Master of the marriage of form to content, Tyehimba Jess began his journey into dynamic formal structures (see his book Olio) by trying to write a contrapuntal poem. His work is also deeply invested in the events and unspoken corners of history. Write a contrapuntal poem — two columns of text, printed next to each other, that can be read either down or across — that takes on a piece of history.
Inspired by a mathematical sequence that mimicked the golden ratio, Marilyn Nelson fell in love with the perfect symmetry of the Petrarchan sonnet. Can you translate a mathematical or scientific idea into a poem? If not, start with the Golden mean — you might just fall in love!
Music haunts the work of our featured poet, Kwame Dawes. His poems include dedications to musicians, invoke music, and indeed create music through his skillful handling of the instrument that is language.
Make music your muse, too. Write a poem that is immersed in music from subject to structure to style. Turn up the volume, and sing your necessary song.
Anastacia-Reneé’s work is full of characters from life and art– (s)heroes and villains, fellow writers, the “Becky” of contemporary Black parlance, and rich white women in cafes — and her poems often address or invoke these various others. To whom would you write a prayer/meditation/invocation?
Komunyakaa ends his book Warhorses with the striking poem Autobiography of My Alter Ego, which provides an account of the speaker’s experience in war and its aftermath. One gets the sense that through the intimate persona of the “alter ego” Komunyakaa is able to access truths unavailable to his own speaking voice. What is the nature of your alter ego? What would it write as its autobiography? Give it the pen and find out!
Patricia Smith is known for her work in traditional form, and even more for stretching form to its limit. For example, the poem “Elegy” in Incendiary Art is a triple sestina, and the poems featured in this issue are parts of a triple crown. (That’s 45 sonnets!) How might you innovatively and generatively expand a traditional fixed form?

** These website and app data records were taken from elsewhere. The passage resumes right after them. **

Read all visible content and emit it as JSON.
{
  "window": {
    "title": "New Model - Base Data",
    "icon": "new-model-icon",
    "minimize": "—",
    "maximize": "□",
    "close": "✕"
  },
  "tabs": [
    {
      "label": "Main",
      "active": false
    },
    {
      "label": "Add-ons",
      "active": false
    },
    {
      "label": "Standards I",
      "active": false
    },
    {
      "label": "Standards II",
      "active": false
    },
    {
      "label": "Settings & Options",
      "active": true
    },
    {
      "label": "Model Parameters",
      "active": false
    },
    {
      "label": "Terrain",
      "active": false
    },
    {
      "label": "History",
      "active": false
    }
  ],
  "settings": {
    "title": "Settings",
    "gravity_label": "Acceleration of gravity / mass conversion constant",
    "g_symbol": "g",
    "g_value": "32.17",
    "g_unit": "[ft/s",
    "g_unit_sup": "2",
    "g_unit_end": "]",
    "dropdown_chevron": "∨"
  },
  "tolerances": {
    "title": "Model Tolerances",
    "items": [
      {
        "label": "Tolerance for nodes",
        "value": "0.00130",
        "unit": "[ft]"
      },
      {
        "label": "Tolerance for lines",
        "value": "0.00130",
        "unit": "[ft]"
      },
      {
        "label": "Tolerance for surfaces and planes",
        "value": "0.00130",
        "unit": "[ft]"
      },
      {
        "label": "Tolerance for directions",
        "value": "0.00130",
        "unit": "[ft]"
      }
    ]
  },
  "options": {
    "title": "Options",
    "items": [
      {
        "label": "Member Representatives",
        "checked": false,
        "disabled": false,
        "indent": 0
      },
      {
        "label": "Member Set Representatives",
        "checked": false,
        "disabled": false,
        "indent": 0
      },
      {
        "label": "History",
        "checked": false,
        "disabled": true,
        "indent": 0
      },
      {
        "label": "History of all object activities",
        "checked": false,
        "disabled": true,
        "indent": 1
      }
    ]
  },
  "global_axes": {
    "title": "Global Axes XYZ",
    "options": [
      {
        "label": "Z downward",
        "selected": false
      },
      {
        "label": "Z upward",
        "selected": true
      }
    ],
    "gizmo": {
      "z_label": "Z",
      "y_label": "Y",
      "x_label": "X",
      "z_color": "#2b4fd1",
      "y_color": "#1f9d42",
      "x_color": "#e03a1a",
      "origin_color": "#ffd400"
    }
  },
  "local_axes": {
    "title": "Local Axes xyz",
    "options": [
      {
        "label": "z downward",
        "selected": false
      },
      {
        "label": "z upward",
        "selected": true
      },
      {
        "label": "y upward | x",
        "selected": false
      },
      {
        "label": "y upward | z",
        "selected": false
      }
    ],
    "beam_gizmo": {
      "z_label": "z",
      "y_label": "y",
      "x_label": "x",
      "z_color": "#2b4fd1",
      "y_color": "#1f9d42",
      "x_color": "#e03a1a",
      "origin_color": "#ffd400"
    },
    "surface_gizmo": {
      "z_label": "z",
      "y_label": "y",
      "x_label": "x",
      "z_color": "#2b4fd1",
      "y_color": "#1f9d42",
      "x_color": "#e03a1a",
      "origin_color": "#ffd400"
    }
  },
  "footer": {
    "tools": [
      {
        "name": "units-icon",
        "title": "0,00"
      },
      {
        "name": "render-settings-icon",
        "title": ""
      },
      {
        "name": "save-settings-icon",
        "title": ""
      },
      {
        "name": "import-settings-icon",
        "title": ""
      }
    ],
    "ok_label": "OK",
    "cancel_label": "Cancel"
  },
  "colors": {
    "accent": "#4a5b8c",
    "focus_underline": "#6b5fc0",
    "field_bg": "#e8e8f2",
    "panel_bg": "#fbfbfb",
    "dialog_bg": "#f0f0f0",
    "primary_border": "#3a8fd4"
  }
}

The first section of Danez Smith’s Don’t Call Us Dead imagines at length a heaven for Black boys “who never got to grow up,” “who shot another boy to here,” whose names were replaced here on earth “with a hashtag.” Who would you write a heaven? What would it look like and how would it work?